START Data supplied
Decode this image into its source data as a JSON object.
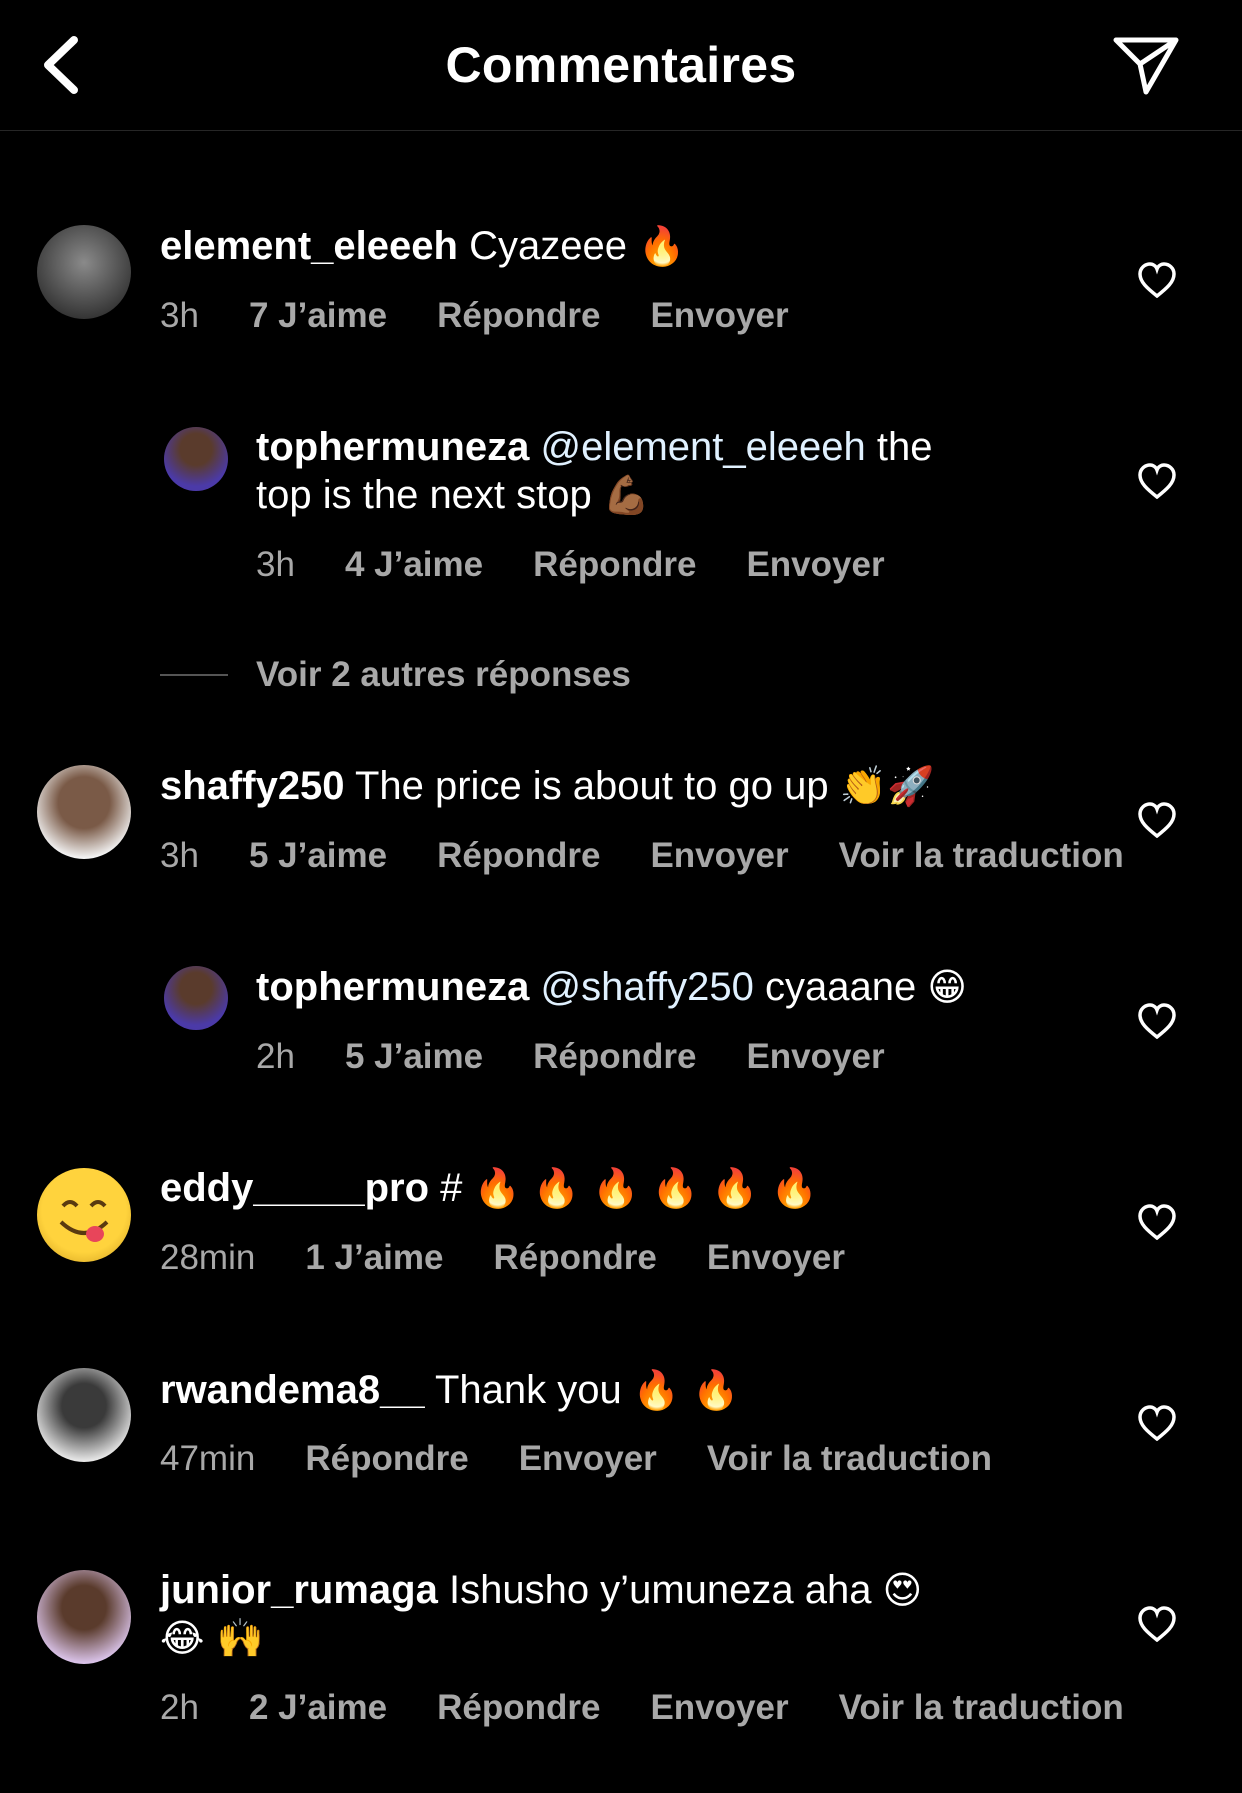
{
  "header": {
    "title": "Commentaires"
  },
  "colors": {
    "background": "#000000",
    "text": "#ffffff",
    "muted": "#a8a8a8",
    "mention": "#e0f1ff"
  },
  "comments": [
    {
      "username": "element_eleeeh",
      "text": "Cyazeee",
      "emojis": "🔥",
      "time": "3h",
      "likes": "7 J’aime",
      "reply": "Répondre",
      "send": "Envoyer"
    },
    {
      "username": "tophermuneza",
      "mention": "@element_eleeeh",
      "text": "the",
      "text2": "top is the next stop",
      "emojis": "💪🏾",
      "time": "3h",
      "likes": "4 J’aime",
      "reply": "Répondre",
      "send": "Envoyer"
    },
    {
      "username": "shaffy250",
      "text": "The price is about to go up",
      "emojis": "👏🚀",
      "time": "3h",
      "likes": "5 J’aime",
      "reply": "Répondre",
      "send": "Envoyer",
      "translate": "Voir la traduction"
    },
    {
      "username": "tophermuneza",
      "mention": "@shaffy250",
      "text": "cyaaane",
      "emojis": "😁",
      "time": "2h",
      "likes": "5 J’aime",
      "reply": "Répondre",
      "send": "Envoyer"
    },
    {
      "username": "eddy_____pro",
      "text": "#",
      "emojis": "🔥 🔥 🔥 🔥 🔥 🔥",
      "time": "28min",
      "likes": "1 J’aime",
      "reply": "Répondre",
      "send": "Envoyer"
    },
    {
      "username": "rwandema8__",
      "text": "Thank you",
      "emojis": "🔥 🔥",
      "time": "47min",
      "reply": "Répondre",
      "send": "Envoyer",
      "translate": "Voir la traduction"
    },
    {
      "username": "junior_rumaga",
      "text": "Ishusho y’umuneza aha",
      "emojis": "😍",
      "emojis2": "😂 🙌",
      "time": "2h",
      "likes": "2 J’aime",
      "reply": "Répondre",
      "send": "Envoyer",
      "translate": "Voir la traduction"
    }
  ],
  "more_replies": "Voir 2 autres réponses",
  "icons": {
    "back": "chevron-left-icon",
    "send": "paper-plane-icon",
    "like": "heart-outline-icon"
  }
}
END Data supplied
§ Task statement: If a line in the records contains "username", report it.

§ Exercise result:
      "username": "element_eleeeh",
      "username": "tophermuneza",
      "username": "shaffy250",
      "username": "tophermuneza",
      "username": "eddy_____pro",
      "username": "rwandema8__",
      "username": "junior_rumaga",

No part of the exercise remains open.